------ Data ------
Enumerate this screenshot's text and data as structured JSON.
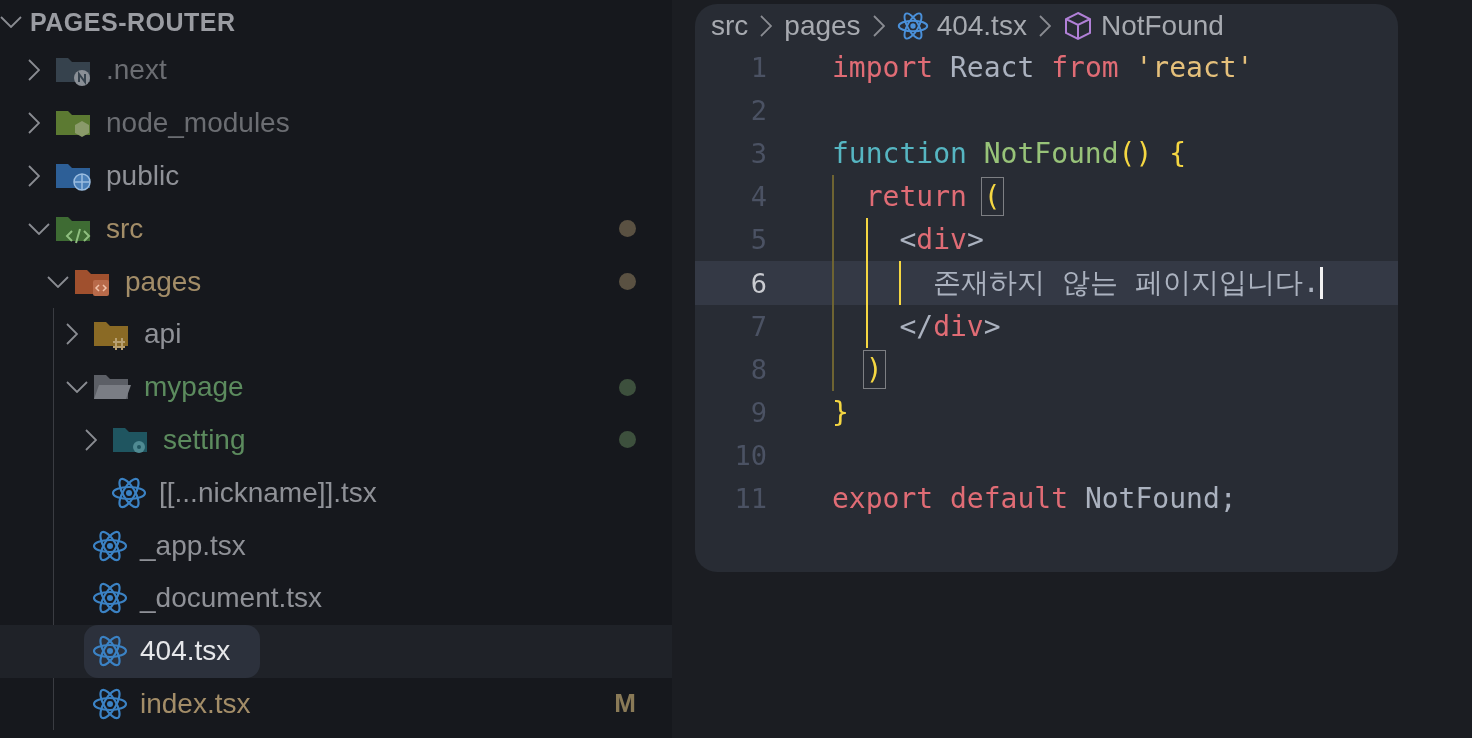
{
  "explorer": {
    "title": "PAGES-ROUTER",
    "expanded": true,
    "items": [
      {
        "name": ".next",
        "kind": "nextjs",
        "expanded": false,
        "selected": false,
        "color": "#6b6d72"
      },
      {
        "name": "node_modules",
        "kind": "node",
        "expanded": false,
        "selected": false,
        "color": "#6b6d72"
      },
      {
        "name": "public",
        "kind": "public",
        "expanded": false,
        "selected": false,
        "color": "#8f9197"
      },
      {
        "name": "src",
        "kind": "source",
        "expanded": true,
        "selected": false,
        "color": "#a38d68",
        "dot": true,
        "children": [
          {
            "name": "pages",
            "kind": "pages",
            "expanded": true,
            "selected": false,
            "color": "#a38d68",
            "dot": true,
            "children": [
              {
                "name": "api",
                "kind": "api",
                "expanded": false,
                "selected": false,
                "color": "#8f9197"
              },
              {
                "name": "mypage",
                "kind": "folder",
                "expanded": true,
                "selected": false,
                "color": "#5c8b5e",
                "dot": true,
                "children": [
                  {
                    "name": "setting",
                    "kind": "setting",
                    "expanded": false,
                    "selected": false,
                    "color": "#5c8b5e",
                    "dot": true
                  },
                  {
                    "name": "[[...nickname]].tsx",
                    "kind": "react",
                    "selected": false,
                    "color": "#8f9197"
                  }
                ]
              },
              {
                "name": "_app.tsx",
                "kind": "react",
                "selected": false,
                "color": "#8f9197"
              },
              {
                "name": "_document.tsx",
                "kind": "react",
                "selected": false,
                "color": "#8f9197"
              },
              {
                "name": "404.tsx",
                "kind": "react",
                "selected": true,
                "color": "#e6e7ea"
              },
              {
                "name": "index.tsx",
                "kind": "react",
                "selected": false,
                "color": "#a38d68",
                "badge": "M"
              }
            ]
          }
        ]
      }
    ]
  },
  "editor": {
    "breadcrumb": [
      {
        "label": "src",
        "kind": "text"
      },
      {
        "label": "pages",
        "kind": "text"
      },
      {
        "label": "404.tsx",
        "kind": "react"
      },
      {
        "label": "NotFound",
        "kind": "symbol"
      }
    ],
    "lines": [
      {
        "number": "1",
        "selected": false,
        "tokens": [
          {
            "kind": "keyword",
            "text": "import "
          },
          {
            "kind": "plain",
            "text": "React "
          },
          {
            "kind": "keyword",
            "text": "from "
          },
          {
            "kind": "string",
            "text": "'react'"
          }
        ]
      },
      {
        "number": "2",
        "selected": false
      },
      {
        "number": "3",
        "selected": false,
        "tokens": [
          {
            "kind": "storage",
            "text": "function "
          },
          {
            "kind": "function",
            "text": "NotFound"
          },
          {
            "kind": "bracket",
            "text": "() {"
          }
        ]
      },
      {
        "number": "4",
        "selected": false,
        "tokens": [
          {
            "kind": "keyword",
            "text": "  return "
          },
          {
            "kind": "bracket",
            "text": "(",
            "matched": true
          }
        ]
      },
      {
        "number": "5",
        "selected": false,
        "tokens": [
          {
            "kind": "punct",
            "text": "    <"
          },
          {
            "kind": "tag",
            "text": "div"
          },
          {
            "kind": "punct",
            "text": ">"
          }
        ]
      },
      {
        "number": "6",
        "selected": true,
        "tokens": [
          {
            "kind": "plain",
            "text": "      존재하지 않는 페이지입니다."
          }
        ]
      },
      {
        "number": "7",
        "selected": false,
        "tokens": [
          {
            "kind": "punct",
            "text": "    </"
          },
          {
            "kind": "tag",
            "text": "div"
          },
          {
            "kind": "punct",
            "text": ">"
          }
        ]
      },
      {
        "number": "8",
        "selected": false,
        "tokens": [
          {
            "kind": "bracket",
            "text": "  )",
            "matched": true
          }
        ]
      },
      {
        "number": "9",
        "selected": false,
        "tokens": [
          {
            "kind": "bracket",
            "text": "}"
          }
        ]
      },
      {
        "number": "10",
        "selected": false
      },
      {
        "number": "11",
        "selected": false,
        "tokens": [
          {
            "kind": "keyword",
            "text": "export default "
          },
          {
            "kind": "plain",
            "text": "NotFound;"
          }
        ]
      }
    ]
  }
}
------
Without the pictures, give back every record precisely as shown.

Enumerate this screenshot's text and data as structured JSON.
{
  "explorer": {
    "title": "PAGES-ROUTER",
    "expanded": true,
    "items": [
      {
        "name": ".next",
        "kind": "nextjs",
        "expanded": false,
        "selected": false,
        "color": "#6b6d72"
      },
      {
        "name": "node_modules",
        "kind": "node",
        "expanded": false,
        "selected": false,
        "color": "#6b6d72"
      },
      {
        "name": "public",
        "kind": "public",
        "expanded": false,
        "selected": false,
        "color": "#8f9197"
      },
      {
        "name": "src",
        "kind": "source",
        "expanded": true,
        "selected": false,
        "color": "#a38d68",
        "dot": true,
        "children": [
          {
            "name": "pages",
            "kind": "pages",
            "expanded": true,
            "selected": false,
            "color": "#a38d68",
            "dot": true,
            "children": [
              {
                "name": "api",
                "kind": "api",
                "expanded": false,
                "selected": false,
                "color": "#8f9197"
              },
              {
                "name": "mypage",
                "kind": "folder",
                "expanded": true,
                "selected": false,
                "color": "#5c8b5e",
                "dot": true,
                "children": [
                  {
                    "name": "setting",
                    "kind": "setting",
                    "expanded": false,
                    "selected": false,
                    "color": "#5c8b5e",
                    "dot": true
                  },
                  {
                    "name": "[[...nickname]].tsx",
                    "kind": "react",
                    "selected": false,
                    "color": "#8f9197"
                  }
                ]
              },
              {
                "name": "_app.tsx",
                "kind": "react",
                "selected": false,
                "color": "#8f9197"
              },
              {
                "name": "_document.tsx",
                "kind": "react",
                "selected": false,
                "color": "#8f9197"
              },
              {
                "name": "404.tsx",
                "kind": "react",
                "selected": true,
                "color": "#e6e7ea"
              },
              {
                "name": "index.tsx",
                "kind": "react",
                "selected": false,
                "color": "#a38d68",
                "badge": "M"
              }
            ]
          }
        ]
      }
    ]
  },
  "editor": {
    "breadcrumb": [
      {
        "label": "src",
        "kind": "text"
      },
      {
        "label": "pages",
        "kind": "text"
      },
      {
        "label": "404.tsx",
        "kind": "react"
      },
      {
        "label": "NotFound",
        "kind": "symbol"
      }
    ],
    "lines": [
      {
        "number": "1",
        "selected": false,
        "tokens": [
          {
            "kind": "keyword",
            "text": "import "
          },
          {
            "kind": "plain",
            "text": "React "
          },
          {
            "kind": "keyword",
            "text": "from "
          },
          {
            "kind": "string",
            "text": "'react'"
          }
        ]
      },
      {
        "number": "2",
        "selected": false
      },
      {
        "number": "3",
        "selected": false,
        "tokens": [
          {
            "kind": "storage",
            "text": "function "
          },
          {
            "kind": "function",
            "text": "NotFound"
          },
          {
            "kind": "bracket",
            "text": "() {"
          }
        ]
      },
      {
        "number": "4",
        "selected": false,
        "tokens": [
          {
            "kind": "keyword",
            "text": "  return "
          },
          {
            "kind": "bracket",
            "text": "(",
            "matched": true
          }
        ]
      },
      {
        "number": "5",
        "selected": false,
        "tokens": [
          {
            "kind": "punct",
            "text": "    <"
          },
          {
            "kind": "tag",
            "text": "div"
          },
          {
            "kind": "punct",
            "text": ">"
          }
        ]
      },
      {
        "number": "6",
        "selected": true,
        "tokens": [
          {
            "kind": "plain",
            "text": "      존재하지 않는 페이지입니다."
          }
        ]
      },
      {
        "number": "7",
        "selected": false,
        "tokens": [
          {
            "kind": "punct",
            "text": "    </"
          },
          {
            "kind": "tag",
            "text": "div"
          },
          {
            "kind": "punct",
            "text": ">"
          }
        ]
      },
      {
        "number": "8",
        "selected": false,
        "tokens": [
          {
            "kind": "bracket",
            "text": "  )",
            "matched": true
          }
        ]
      },
      {
        "number": "9",
        "selected": false,
        "tokens": [
          {
            "kind": "bracket",
            "text": "}"
          }
        ]
      },
      {
        "number": "10",
        "selected": false
      },
      {
        "number": "11",
        "selected": false,
        "tokens": [
          {
            "kind": "keyword",
            "text": "export default "
          },
          {
            "kind": "plain",
            "text": "NotFound;"
          }
        ]
      }
    ]
  }
}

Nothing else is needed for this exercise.